It took nearly two
years but the planned unit development proposed by PSR LLC for 58 acres
across the street from Dogwood Park went from mixed R-1, R-2, and R-3
housing and a pair of commercial buildings, to single-family units only and
a pair of commercial buildings, to just single-family units in what is now
almost--but not quite--a conventional subdivision.
Members of the
Chesterton Advisory Plan Commission nibbled around the edges of the PUD at a
concept review Thursday evening, but found nothing so objectionable as to
prompt them to take a bite out of it.
Greg Babcock, did not, however, ask planners to schedule a preliminary
hearing on the PUD.
would be comprised of 36 single-family units. The lots on which the two
commercial buildings were originally sited--on the far west edge of the
acreage--have now been converted into an outlot which would be used for a
detention pond, while a second detention pond would be located on an outlot
fronting 1100N. The main entrance into the development has been aligned with
23rd Street and a series of T-driveways off 1100N has been eliminated--after
planners expressed their squeamishness over multiple roadcuts--and an
interior road would connect with Pradera Trail in the Stone Meadows
subdivision to the east.
PSR is requesting
four, relatively minor, variances:
-- The first to
permit a shared T-driveway for a pair of homes fronting 1100N which would
otherwise be landlocked.
-- The second to
permit monument signage to identify the development.
-- The third to
permit the width of a handful of lots to be under the 75-foot minimum
required by the Zoning Ordinance.
-- The fourth to
permit the erection of six-foot privacy fences in the rear yards of homes
backing onto 1100N.
PSR is also
requesting the waiver of the Town Standard setting the maximum length of a
cul-de-sac at 600 feet.
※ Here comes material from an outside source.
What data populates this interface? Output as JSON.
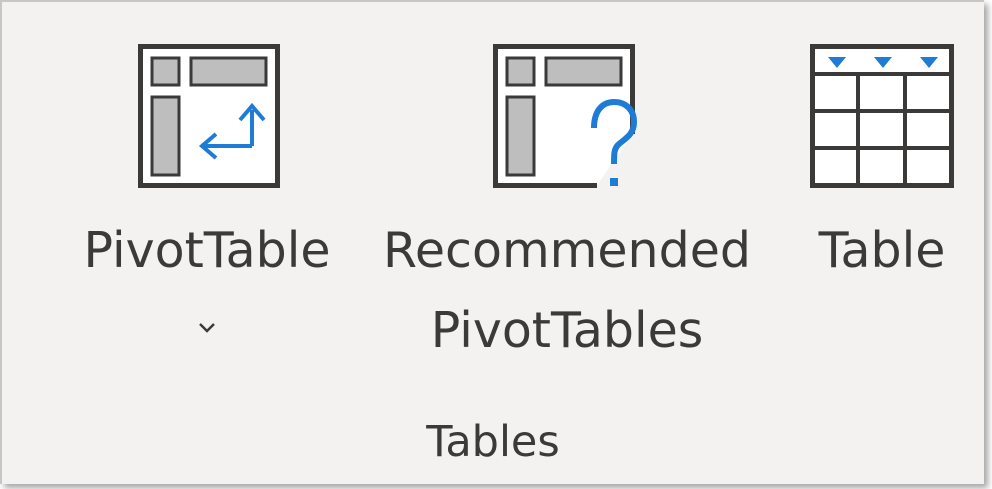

Babcock told planners that the cul-de-sac would
likely be 625 to 630 feet.
would be built in a single phase, with all infrastructure installed at the
same time, Babcock noted. And--addressing concerns about drainage voiced by
residents of Pearson Road to the west, in unincorporated Liberty
Township--Babcock emphasized that the developer’s legal responsibility is to
detain runoff and then release it at no greater rate than it’s currently
Planners did have a
few comments. Sharon Darnell wanted to know whether, in place of six-foot
privacy fences in the rear yards backing onto 1100N, four-and-half-foot
fences could be erected instead, but concealed from motorists’ view by trees
or shrubs. Babcock said that he would confer with his clients about that
Kowalski suggested that, rather than building a cul-de-sac, the roadway
could be run all the way to 1100N, so that there would be a traffic loop for
residents. “A road that flows in and flows out, and everybody’s happy,” he
“That would create
another roadcut onto 1100N,” Babcock replied, mindful that two months ago,
at the commission’s August meeting, planners specifically objected to the
series of T-driveways giving onto 1100N. Babcock added that he would need to
hear a consensus in favor of that extra roadcut before he’d be comfortable
advising his clients to change the plan of development.
Members had no
other substantial comments on the concept at this early stage. “Good first
step,” Jeff Trout said.
Earlier in the
evening, two residents of unincorporated Liberty Township repeated concerns
about drainage which they’ve made before about the proposed development.
Evelyn Komenas, who lives to the west of the site on Pearson Road, is
fearful of being flooded out. “We cannot handle any more water that comes
our way,” she said. “Once it’s built, it’s done. There has to be no water
drainage on our property.”
Don Tharp agreed.
“What’s going to happen to the water?” he asked. “There’s a big problem